It concludes, for example, that more still needed to be done to increase the equitability of the system, with the research showing that 15% of retirees were renters, and 8% were beginning their retirement with a home loan still to pay off.
There were also significant regional variations in expenditure levels for retirees across Australia, with those in Sydney recording the highest average household expenditure of around $44,000 compared to around $34,000 for those living in Melbourne and $25,000 for those in Tasmania.
The research also broke down the average household expenditure as a percentage by item, as shown in the graph below (2014 figures).
Other key findings of the research include:
the highest earning households save a significant proportion of their income; for most other households expenditure and income levels are similar, the exception being very low income households which appear to be spending more than their income
15% of all retirees are renters; 8% still have a mortgage to pay off
housing costs are significant for the minority of retirees who do not own their homes
self-funded retirees enjoy a significantly higher standard of living than those relying solely on the Age Pension
overall, this is the wealthiest retired generation ever in Australian history, with household wealth and income continuing to increase with each successive HILDA survey. Further, today’s retirees are spending more than earlier cohorts at a similar age
contrary to findings commonly cited in research, HILDA households do not show a decline in expenditure through the course of retirement
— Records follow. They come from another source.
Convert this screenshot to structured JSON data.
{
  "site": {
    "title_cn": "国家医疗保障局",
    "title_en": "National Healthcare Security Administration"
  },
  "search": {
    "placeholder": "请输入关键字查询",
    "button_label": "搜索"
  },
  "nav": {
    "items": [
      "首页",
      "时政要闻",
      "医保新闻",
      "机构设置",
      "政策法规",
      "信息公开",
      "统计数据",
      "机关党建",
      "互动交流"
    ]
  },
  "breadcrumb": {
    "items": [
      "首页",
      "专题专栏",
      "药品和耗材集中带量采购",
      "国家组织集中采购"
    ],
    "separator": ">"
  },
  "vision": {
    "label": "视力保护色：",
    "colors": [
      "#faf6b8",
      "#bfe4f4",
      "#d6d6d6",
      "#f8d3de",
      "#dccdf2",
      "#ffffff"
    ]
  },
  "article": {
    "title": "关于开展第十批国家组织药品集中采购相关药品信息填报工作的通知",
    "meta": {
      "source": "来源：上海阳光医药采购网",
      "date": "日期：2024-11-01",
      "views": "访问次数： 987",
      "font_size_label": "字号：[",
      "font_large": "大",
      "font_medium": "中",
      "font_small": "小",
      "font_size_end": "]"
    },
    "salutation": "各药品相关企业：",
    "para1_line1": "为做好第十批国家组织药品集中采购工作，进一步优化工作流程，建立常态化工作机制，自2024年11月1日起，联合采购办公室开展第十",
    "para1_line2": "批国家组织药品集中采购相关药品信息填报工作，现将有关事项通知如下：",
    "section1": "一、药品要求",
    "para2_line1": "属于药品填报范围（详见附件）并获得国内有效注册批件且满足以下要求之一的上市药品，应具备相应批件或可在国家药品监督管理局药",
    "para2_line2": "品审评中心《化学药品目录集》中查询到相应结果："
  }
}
while there is significant income disparity within the HILDA population, the level of household expenditure varies more according to geographic location than it does by level of income. Retirees in NSW spend the most, with retirees in SA and Tasmania spending the least
superannuation has been the fastest growing source of retiree household wealth
wages and super contribute significant income in the early stages of retirement
the key expense for retirees over 65 is groceries and meals eaten out
The report recommends that future HILDA surveys include more research on household goods and services, leisure activities and aged care costs.